March 25th, 2015
The findings from a recent synthesis of the literature about the effectiveness of prevention initiatives focused on reducing the risk of Type 2 diabetes among high-risk populations (people already obese or inactive or diagnosed as having prediabetes) are largely encouraging.
The synthesis includes a comprehensive and systematic review of the medical, diabetes, and public health literature for evaluation studies of interventions published between 2002 and 2013. The search was undertaken using medical subject headings and keywords related to diabetes and its risk factors.

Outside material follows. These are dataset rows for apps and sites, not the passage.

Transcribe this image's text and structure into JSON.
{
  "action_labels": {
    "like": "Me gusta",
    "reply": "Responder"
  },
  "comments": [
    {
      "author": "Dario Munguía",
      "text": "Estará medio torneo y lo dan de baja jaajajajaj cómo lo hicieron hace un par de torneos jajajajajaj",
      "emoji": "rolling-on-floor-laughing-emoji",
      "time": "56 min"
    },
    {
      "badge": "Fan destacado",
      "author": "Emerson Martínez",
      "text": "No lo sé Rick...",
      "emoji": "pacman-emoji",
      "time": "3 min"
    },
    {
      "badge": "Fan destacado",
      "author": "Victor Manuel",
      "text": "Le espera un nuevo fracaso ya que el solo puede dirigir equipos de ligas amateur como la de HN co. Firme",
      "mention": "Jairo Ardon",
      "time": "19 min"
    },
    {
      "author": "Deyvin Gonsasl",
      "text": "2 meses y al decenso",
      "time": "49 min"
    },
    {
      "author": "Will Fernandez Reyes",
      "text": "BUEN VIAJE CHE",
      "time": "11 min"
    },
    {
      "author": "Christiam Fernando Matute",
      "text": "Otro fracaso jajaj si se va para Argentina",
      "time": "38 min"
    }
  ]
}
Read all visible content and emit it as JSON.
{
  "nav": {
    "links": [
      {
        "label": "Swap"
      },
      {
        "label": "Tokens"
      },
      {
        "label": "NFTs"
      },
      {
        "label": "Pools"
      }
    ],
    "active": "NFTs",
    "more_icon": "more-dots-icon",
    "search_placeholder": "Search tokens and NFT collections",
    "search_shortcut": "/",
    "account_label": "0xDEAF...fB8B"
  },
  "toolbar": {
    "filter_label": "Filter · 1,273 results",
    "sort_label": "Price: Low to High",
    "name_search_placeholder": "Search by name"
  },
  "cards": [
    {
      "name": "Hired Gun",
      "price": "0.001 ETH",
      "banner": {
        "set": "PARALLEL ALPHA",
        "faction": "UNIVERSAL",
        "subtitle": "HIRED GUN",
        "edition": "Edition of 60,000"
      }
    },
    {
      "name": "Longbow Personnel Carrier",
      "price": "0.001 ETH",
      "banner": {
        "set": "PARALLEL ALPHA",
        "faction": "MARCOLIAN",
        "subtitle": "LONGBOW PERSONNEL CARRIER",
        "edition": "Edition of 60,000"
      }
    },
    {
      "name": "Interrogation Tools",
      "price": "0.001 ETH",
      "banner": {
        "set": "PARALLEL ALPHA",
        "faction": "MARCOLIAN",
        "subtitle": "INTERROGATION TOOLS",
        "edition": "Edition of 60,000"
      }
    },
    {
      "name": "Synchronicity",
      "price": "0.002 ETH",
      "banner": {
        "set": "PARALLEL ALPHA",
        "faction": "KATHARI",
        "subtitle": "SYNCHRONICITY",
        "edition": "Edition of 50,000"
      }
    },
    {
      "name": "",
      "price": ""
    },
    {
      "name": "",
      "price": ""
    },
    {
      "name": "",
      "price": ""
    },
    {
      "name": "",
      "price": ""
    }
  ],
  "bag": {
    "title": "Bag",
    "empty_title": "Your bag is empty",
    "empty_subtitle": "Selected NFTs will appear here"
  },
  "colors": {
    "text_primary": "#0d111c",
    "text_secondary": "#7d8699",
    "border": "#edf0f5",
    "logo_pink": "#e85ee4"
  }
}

A number of interventions—such as the National Institutes for Health’s Diabetes Prevention Program and the Group Lifestyle Balance Program—focused on helping people eat better and become more physically active are effective in reducing the risk of diabetes onset. Robust studies show that these interventions work even better than medication to prevent diabetes.Read the rest of this entry »